* [YOUR TASK]:
In the material below, find each line holding the string "Area" and copy it.

* [GIVEN ENTRIES]:
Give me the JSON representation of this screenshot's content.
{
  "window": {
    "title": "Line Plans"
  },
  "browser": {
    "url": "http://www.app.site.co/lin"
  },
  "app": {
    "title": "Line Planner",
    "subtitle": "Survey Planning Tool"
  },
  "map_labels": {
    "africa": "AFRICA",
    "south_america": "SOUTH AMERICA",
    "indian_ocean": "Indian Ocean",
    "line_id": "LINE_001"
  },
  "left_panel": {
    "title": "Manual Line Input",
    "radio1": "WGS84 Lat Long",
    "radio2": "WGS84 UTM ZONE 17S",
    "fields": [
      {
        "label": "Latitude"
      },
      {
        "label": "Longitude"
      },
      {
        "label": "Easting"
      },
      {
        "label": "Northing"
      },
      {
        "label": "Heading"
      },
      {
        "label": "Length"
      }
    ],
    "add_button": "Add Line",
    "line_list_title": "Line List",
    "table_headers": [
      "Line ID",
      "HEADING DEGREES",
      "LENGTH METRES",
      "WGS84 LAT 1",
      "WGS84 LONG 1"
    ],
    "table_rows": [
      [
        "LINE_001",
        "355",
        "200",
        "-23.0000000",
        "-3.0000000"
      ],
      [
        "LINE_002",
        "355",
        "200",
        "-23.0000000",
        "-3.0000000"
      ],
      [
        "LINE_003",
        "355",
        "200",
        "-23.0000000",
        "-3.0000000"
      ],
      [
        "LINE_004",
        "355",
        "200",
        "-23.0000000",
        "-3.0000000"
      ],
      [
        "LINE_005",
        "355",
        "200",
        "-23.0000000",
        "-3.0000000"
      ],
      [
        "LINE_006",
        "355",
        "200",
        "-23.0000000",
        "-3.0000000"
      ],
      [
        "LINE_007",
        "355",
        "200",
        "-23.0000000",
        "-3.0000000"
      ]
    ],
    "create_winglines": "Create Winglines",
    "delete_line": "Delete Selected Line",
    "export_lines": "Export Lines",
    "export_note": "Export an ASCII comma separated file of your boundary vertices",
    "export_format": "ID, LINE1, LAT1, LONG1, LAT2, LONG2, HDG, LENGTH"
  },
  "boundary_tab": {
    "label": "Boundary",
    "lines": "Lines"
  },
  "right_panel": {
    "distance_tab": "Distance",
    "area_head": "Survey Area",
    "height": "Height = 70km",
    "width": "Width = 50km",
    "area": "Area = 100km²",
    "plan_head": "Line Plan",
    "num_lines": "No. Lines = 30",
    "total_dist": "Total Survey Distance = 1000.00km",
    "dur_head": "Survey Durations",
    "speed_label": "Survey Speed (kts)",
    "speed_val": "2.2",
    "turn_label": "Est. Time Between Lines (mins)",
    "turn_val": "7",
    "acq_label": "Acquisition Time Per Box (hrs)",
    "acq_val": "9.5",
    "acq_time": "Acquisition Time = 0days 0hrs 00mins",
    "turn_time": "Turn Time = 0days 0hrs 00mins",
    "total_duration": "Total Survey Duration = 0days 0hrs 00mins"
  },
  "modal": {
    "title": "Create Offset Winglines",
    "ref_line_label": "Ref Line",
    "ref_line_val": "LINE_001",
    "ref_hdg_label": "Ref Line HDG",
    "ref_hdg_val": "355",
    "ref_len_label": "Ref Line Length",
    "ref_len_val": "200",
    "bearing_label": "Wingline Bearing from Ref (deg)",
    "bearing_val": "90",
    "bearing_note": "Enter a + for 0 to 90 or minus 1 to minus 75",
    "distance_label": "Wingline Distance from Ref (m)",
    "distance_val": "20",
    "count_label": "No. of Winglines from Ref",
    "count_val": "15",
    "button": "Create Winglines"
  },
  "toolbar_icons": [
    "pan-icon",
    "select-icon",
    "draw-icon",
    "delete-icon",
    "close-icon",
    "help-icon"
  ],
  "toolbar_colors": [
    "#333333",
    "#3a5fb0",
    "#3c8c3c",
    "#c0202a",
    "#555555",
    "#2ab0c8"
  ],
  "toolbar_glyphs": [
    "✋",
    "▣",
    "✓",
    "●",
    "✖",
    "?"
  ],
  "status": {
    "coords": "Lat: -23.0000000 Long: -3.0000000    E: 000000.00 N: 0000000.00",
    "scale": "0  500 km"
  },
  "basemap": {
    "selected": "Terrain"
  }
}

* [ANSWER]:
    "area_head": "Survey Area",
    "area": "Area = 100km²",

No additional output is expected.